Composer and pianist Martin Kohlstedt does not shirk from a challenge. You can tell by the look in his eyes when he makes a fleeting connection with his audience or when he returns to the refuge of his pianos and electronic keyboards.
Those same eyes search and probe remorselessly through whatever space is in front of him, even before he engages his intellect. Fraught with risk for a performing musician, this game of provocation pushes at the limits of control, but it bears dividends for the composer. Kohlstedt, born in the rural heart of Germany, has become celebrated for the energy and unpredictability of his concerts, selling out Hamburg’s state-of-the-art Elbphilharmonie and playing such venues as the Russian State Library in Moscow and the Talar-e Rudaki in Tehran. But there is no pomp and circumstance in what he does. His focus is on a different way of conceiving music – and of communicating with it. He does not compose ‘works’ as such; rather he creates musical modules whose power lies in the way they can be combined and varied to produce conflicts and make points in ways that could not have been foreseen.
The same is true of his recordings. When he made his companion albums Tag (Day) and Nacht (Night), released in 2012 and 2014, Kohlstedt had to bite the bullet and produce a ‘definitive’ version of each of his musical inspirations. As a result the listener can eavesdrop on his secret rendezvous with his piano. With the 2017 album Strom (Current) the shapes of the performer and his instrument finally meld into a heady maelstrom of piano melodies and electronic landscapes, breaking down any barriers between new and old, between analogue and digital music-making. Structure and everything that goes to make sound become subordinate to the experience of savouring the moment. Those moments are as revelatory to Kohlstedt as his musical expression is to us – this is music as social interaction.
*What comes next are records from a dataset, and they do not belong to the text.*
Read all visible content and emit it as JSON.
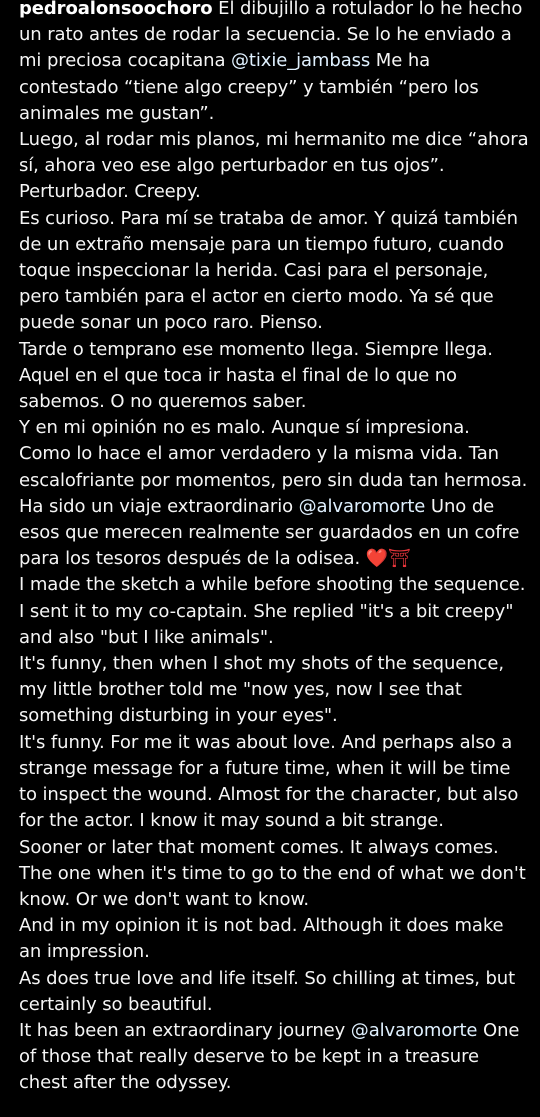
{
  "post": {
    "username": "pedroalonsoochoro",
    "paragraphs": [
      [
        {
          "t": "text",
          "v": " El dibujillo a rotulador lo he hecho un rato antes de rodar la secuencia. Se lo he enviado a mi preciosa cocapitana "
        },
        {
          "t": "mention",
          "v": "@tixie_jambass"
        },
        {
          "t": "text",
          "v": " Me ha contestado “tiene algo creepy” y también “pero los animales me gustan”."
        }
      ],
      [
        {
          "t": "text",
          "v": "Luego, al rodar mis planos, mi hermanito me dice “ahora sí, ahora veo ese algo perturbador en tus ojos”."
        }
      ],
      [
        {
          "t": "text",
          "v": "Perturbador. Creepy."
        }
      ],
      [
        {
          "t": "text",
          "v": "Es curioso. Para mí se trataba de amor. Y quizá también de un extraño mensaje para un tiempo futuro, cuando toque inspeccionar la herida. Casi para el personaje, pero también para el actor en cierto modo. Ya sé que puede sonar un poco raro. Pienso."
        }
      ],
      [
        {
          "t": "text",
          "v": "Tarde o temprano ese momento llega. Siempre llega. Aquel en el que toca ir hasta el final de lo que no sabemos. O no queremos saber."
        }
      ],
      [
        {
          "t": "text",
          "v": "Y en mi opinión no es malo. Aunque sí impresiona."
        }
      ],
      [
        {
          "t": "text",
          "v": "Como lo hace el amor verdadero y la misma vida. Tan escalofriante por momentos, pero sin duda tan hermosa."
        }
      ],
      [
        {
          "t": "text",
          "v": "Ha sido un viaje extraordinario "
        },
        {
          "t": "mention",
          "v": "@alvaromorte"
        },
        {
          "t": "text",
          "v": " Uno de esos que merecen realmente ser guardados en un cofre para los tesoros después de la odisea. "
        },
        {
          "t": "emoji-heart",
          "v": "❤️"
        },
        {
          "t": "emoji-torii",
          "v": "⛩"
        }
      ],
      [
        {
          "t": "text",
          "v": "I made the sketch a while before shooting the sequence. I sent it to my co-captain. She replied \"it's a bit creepy\" and also \"but I like animals\"."
        }
      ],
      [
        {
          "t": "text",
          "v": "It's funny, then when I shot my shots of the sequence, my little brother told me \"now yes, now I see that something disturbing in your eyes\"."
        }
      ],
      [
        {
          "t": "text",
          "v": "It's funny. For me it was about love. And perhaps also a strange message for a future time, when it will be time to inspect the wound. Almost for the character, but also for the actor. I know it may sound a bit strange."
        }
      ],
      [
        {
          "t": "text",
          "v": "Sooner or later that moment comes. It always comes. The one when it's time to go to the end of what we don't know. Or we don't want to know."
        }
      ],
      [
        {
          "t": "text",
          "v": "And in my opinion it is not bad. Although it does make an impression."
        }
      ],
      [
        {
          "t": "text",
          "v": "As does true love and life itself. So chilling at times, but certainly so beautiful."
        }
      ],
      [
        {
          "t": "text",
          "v": "It has been an extraordinary journey "
        },
        {
          "t": "mention",
          "v": "@alvaromorte"
        },
        {
          "t": "text",
          "v": " One of those that really deserve to be kept in a treasure chest after the odyssey."
        }
      ]
    ]
  },
  "colors": {
    "background": "#000000",
    "text": "#f5f5f5",
    "mention": "#e0f1ff",
    "heart": "#e8232e"
  }
}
With that in mind, it is hardly surprising that collaboration has always been central to Martin Kohlstedt’s work. He has sought creative stimulus by crossing genres and collaborating on two rework EPs with artists from the worlds of electro, hiphop and pop, such as Christian Löffler, Douglas Dare, FM Belfast, Dwig and Hundreds. This interdisciplinary approach suits him, since he was never quite at home in the world of classical music. Always looking for something more, he studied media art at the Bauhaus University in Weimar and now he regularly composes film scores and contributes to drama productions, both in the theatre and for radio.
In 2019, never short of ambition, Martin Kohlstedt continues to move onward and upward in his work. Collaborating with the 70 singers of the Leipzig Gewandhaus Chorus and its artistic director, Gregor Mayer, he has created Ströme (Currents). It investigates and gives expression to the process of interaction between a collective body and a feisty, intuitive solo performer. In this project, drawing on his own experience and the experience of his long-term colleagues, he lets things take their course and, as two musical forces come together, he allows for the possibility of failure. The result is pure dynamism, characterised both by monumental clashes and gentle rapprochements, and at no point is Ströme intimidated by conventional conceptions of what classical music ought to be.